One thing the NBA and MLB have been pushing are integrity fees. They believe that they are entitled to 1% of sportsbook wagers because the games they host are a product and part of their intellectual property. 1% of all sports gambling wagers may seem small, but it can be a significant figure for states depending on the gambling market. The Kansas bill dialed the integrity fee back to .25% and is capped at 5% in the event of a surge in popularity and total wagers placed. This is similar to what New York did with their bill, except NY capped theirs at 2%.
Another interesting component of the Kansas bill is that gives leagues the opportunity to request restrictions on certain games and types of wagers. Don’t be alarmed. The bill does not give them the power to block anything. All final approval rests with the Kansas Gaming Commission. This could prove troublesome, as leagues could lobby for certain games or wagers to be restricted, but that seems to be how things go with politics.
When it comes to data integration, the Kansas bill found a middle ground. The bill states that sportsbooks can use any third-party data source for basic wagers. However, leagues have the right to dictate which data is used for live betting and specific wagers (possibly prop bets). The data monopoly issue is still a bit of a question mark for some, but under this proposal, the NBA (for example) controls how live betting wagers are determined based on the analytics official league sources report. If you wager on a player to get 10 rebounds in the second quarter, your betting result depends on how the NBA tracks that statistic as opposed to a third-party source.
This bill is the clearest example of a state attempting to reconcile with the leagues’ demands. New York tied in the integrity fees, but Kansas seems to have addressed each of the concerns put forth by the NBA and MLB. Other states may follow this model when it comes time to put out a piece of sports betting legislation.

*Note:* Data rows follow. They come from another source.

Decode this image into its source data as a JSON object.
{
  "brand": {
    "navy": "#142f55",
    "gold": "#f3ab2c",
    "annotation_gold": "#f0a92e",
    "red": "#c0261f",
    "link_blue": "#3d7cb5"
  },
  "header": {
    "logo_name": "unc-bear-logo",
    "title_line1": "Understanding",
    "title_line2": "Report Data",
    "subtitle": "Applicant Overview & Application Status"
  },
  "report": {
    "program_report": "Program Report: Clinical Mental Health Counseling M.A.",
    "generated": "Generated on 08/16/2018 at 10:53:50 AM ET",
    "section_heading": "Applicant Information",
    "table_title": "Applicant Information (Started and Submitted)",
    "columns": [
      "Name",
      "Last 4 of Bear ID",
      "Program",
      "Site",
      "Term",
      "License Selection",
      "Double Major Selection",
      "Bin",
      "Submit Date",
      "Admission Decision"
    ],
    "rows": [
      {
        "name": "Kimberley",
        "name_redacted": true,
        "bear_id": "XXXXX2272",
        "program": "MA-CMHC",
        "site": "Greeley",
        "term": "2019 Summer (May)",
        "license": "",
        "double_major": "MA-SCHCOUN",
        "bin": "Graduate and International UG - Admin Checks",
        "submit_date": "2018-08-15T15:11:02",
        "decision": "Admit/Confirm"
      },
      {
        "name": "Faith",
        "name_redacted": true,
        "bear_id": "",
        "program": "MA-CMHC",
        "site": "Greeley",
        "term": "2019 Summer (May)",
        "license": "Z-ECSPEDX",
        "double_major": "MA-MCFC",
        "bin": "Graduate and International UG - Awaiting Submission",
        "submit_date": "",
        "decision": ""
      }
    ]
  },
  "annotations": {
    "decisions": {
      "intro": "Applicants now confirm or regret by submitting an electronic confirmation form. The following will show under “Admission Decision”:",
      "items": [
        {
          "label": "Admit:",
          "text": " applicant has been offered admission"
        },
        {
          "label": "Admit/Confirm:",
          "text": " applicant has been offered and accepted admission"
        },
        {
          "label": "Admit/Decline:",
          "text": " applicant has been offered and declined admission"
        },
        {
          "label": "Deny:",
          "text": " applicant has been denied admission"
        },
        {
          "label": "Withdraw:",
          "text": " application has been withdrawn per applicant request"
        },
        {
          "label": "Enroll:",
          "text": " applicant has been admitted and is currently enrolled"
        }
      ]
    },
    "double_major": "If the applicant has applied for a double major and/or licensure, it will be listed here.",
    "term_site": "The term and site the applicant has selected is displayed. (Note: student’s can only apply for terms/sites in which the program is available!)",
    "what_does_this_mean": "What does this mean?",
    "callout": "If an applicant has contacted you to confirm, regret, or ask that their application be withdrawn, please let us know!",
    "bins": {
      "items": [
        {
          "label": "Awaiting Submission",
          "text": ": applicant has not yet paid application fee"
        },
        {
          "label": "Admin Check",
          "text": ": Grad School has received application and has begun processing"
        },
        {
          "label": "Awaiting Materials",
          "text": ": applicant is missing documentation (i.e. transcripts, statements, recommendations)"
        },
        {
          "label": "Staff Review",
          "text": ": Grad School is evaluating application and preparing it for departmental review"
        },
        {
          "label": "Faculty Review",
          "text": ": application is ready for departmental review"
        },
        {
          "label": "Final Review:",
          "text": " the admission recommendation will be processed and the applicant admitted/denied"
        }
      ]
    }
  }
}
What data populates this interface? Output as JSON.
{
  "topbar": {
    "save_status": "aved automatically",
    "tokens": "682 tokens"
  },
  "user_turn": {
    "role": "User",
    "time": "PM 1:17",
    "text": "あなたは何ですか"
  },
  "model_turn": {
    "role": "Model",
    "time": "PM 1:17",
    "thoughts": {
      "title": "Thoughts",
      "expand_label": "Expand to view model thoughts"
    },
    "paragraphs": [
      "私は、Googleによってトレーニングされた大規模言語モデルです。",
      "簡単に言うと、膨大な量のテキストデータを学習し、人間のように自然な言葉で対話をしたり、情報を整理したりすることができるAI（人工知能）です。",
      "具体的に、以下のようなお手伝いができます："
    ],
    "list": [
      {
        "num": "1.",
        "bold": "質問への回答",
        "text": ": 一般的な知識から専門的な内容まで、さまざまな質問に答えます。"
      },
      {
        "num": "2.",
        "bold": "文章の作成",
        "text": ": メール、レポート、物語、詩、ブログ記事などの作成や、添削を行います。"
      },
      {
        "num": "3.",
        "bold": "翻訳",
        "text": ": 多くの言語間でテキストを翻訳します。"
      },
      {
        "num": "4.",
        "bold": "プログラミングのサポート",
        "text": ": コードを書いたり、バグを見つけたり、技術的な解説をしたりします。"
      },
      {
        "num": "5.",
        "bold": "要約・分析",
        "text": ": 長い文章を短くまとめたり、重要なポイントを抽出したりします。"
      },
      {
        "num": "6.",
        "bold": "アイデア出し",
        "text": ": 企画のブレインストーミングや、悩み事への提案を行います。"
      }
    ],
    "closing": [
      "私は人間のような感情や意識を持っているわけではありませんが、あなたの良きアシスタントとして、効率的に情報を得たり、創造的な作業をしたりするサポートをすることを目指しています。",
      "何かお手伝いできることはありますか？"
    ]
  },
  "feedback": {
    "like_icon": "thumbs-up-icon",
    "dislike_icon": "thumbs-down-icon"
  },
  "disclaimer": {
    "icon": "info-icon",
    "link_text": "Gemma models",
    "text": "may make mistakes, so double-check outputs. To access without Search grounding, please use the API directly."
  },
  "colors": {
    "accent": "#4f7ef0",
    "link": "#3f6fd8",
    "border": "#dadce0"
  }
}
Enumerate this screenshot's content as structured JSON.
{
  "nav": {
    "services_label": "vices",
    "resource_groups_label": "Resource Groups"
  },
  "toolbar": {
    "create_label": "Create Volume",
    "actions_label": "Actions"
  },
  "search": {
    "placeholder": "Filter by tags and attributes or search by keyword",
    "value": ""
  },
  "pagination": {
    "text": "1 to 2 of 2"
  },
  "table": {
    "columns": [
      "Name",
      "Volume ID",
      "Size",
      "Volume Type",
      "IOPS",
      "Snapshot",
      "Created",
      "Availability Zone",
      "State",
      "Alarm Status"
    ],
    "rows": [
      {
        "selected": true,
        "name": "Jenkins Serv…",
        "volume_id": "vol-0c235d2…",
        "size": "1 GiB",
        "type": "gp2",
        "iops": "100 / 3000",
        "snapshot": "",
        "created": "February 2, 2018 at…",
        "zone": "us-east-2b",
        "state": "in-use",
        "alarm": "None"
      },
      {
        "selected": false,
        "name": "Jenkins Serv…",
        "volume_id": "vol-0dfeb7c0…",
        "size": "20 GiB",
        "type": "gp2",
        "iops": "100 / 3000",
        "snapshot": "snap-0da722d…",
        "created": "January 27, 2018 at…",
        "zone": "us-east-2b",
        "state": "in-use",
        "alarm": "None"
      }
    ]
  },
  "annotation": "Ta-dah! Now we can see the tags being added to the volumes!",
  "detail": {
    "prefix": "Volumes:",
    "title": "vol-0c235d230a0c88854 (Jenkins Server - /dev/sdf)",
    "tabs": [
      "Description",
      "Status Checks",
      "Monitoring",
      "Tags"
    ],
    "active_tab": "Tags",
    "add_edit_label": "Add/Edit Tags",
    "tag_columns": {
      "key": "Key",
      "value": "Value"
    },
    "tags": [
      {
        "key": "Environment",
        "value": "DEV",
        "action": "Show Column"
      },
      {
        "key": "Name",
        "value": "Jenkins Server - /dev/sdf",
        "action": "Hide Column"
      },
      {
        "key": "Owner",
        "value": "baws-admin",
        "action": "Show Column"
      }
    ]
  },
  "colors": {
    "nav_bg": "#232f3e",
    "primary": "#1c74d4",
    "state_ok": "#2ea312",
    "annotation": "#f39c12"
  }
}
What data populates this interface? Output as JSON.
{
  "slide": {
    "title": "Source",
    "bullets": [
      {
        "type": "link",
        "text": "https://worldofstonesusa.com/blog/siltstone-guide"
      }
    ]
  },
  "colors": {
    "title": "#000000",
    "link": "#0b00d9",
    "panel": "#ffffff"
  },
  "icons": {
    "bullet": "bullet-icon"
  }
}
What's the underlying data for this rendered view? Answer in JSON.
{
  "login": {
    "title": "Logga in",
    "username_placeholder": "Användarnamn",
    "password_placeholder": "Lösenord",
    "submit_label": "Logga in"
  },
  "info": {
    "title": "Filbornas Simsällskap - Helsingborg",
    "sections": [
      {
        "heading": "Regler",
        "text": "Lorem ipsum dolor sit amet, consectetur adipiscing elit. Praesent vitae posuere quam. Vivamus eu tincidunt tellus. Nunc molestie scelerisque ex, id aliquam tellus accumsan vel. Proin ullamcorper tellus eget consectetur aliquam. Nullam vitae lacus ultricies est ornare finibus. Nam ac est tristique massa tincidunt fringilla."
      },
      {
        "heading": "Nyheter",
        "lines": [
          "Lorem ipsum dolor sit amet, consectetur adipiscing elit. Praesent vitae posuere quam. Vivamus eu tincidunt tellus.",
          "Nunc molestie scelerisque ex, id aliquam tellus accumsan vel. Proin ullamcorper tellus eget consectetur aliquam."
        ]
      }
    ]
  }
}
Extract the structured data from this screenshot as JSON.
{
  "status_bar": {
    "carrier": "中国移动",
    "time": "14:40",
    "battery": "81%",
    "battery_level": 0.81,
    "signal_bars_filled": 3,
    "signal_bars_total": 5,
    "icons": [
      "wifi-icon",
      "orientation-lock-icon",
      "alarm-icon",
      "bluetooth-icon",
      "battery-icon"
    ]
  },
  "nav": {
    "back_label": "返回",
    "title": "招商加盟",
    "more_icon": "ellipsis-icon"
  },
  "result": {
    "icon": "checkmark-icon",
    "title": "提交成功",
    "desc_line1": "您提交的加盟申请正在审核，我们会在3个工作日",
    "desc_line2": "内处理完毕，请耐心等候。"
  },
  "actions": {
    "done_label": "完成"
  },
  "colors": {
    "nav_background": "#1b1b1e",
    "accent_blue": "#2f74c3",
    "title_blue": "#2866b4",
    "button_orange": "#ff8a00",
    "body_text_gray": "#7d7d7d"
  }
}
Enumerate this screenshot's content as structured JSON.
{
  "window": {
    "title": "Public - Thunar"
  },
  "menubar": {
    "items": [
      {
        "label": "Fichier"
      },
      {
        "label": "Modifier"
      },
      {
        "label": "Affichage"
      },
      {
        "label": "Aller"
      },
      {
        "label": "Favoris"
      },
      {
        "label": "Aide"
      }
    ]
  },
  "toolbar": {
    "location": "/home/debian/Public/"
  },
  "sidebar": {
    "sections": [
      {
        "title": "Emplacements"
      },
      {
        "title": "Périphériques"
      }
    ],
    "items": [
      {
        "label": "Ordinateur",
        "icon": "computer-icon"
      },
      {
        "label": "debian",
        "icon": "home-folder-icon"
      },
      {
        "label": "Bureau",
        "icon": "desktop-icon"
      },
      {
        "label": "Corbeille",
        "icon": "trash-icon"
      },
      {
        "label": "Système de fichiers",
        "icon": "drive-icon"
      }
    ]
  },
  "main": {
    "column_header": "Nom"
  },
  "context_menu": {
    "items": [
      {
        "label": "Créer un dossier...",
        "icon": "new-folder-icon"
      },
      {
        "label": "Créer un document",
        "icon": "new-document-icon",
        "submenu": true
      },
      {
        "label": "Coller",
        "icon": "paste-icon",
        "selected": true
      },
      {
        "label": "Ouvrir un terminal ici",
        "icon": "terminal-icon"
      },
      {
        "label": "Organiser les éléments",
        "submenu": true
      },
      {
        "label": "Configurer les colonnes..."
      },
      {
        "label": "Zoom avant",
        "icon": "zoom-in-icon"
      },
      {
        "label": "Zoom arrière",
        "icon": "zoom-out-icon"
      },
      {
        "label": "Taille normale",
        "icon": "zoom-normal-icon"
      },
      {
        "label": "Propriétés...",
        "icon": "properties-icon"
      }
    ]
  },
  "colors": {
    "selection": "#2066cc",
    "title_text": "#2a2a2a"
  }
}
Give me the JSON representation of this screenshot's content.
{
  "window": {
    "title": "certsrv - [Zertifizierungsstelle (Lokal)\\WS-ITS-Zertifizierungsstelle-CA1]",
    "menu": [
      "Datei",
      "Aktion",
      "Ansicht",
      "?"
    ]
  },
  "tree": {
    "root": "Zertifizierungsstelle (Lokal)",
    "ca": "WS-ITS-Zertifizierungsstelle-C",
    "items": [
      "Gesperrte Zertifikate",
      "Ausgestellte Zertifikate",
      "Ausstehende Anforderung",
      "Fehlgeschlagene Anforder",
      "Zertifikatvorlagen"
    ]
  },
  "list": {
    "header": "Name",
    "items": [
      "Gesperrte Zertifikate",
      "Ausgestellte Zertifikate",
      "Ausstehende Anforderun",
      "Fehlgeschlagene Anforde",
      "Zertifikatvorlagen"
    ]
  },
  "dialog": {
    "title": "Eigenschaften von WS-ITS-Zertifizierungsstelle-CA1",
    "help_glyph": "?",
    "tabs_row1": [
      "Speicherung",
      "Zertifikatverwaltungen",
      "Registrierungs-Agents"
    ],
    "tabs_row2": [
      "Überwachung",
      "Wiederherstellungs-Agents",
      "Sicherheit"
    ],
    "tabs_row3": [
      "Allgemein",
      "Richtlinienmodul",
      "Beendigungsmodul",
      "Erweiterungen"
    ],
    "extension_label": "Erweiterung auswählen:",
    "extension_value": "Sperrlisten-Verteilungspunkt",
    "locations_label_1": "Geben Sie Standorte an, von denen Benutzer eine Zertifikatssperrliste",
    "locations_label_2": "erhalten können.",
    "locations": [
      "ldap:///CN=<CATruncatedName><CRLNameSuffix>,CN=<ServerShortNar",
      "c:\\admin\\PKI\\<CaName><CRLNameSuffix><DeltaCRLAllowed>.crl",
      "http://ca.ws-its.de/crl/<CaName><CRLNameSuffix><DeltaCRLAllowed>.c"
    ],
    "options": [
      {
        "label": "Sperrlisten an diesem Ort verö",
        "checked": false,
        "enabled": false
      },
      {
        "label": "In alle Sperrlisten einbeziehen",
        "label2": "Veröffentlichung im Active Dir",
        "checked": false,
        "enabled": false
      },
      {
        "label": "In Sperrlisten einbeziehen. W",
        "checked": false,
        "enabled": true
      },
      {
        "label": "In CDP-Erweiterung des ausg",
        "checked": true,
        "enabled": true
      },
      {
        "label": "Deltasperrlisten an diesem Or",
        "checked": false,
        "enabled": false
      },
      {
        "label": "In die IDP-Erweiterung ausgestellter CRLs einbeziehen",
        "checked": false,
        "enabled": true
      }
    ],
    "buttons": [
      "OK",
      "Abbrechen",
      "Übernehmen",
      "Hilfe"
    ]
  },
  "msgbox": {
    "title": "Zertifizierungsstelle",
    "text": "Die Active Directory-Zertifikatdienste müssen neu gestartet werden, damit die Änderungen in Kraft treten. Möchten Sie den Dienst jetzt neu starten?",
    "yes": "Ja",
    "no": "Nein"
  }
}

Is there potential for problems? Sure. Conspiracy theorists may begin to wonder if leagues are altering their stats to fit certain betting lines. Some may wonder if they will restrict certain prop or live bets. Unfortunately, all anyone can do is wait to see how the PASPA case plays out and how the sports betting market develops thereafter. Any laws passed now can be amended later, but we are starting to get a glimpse of how legislation could be in the coming months. Kansas is providing the basic framework for potential legal online sports betting.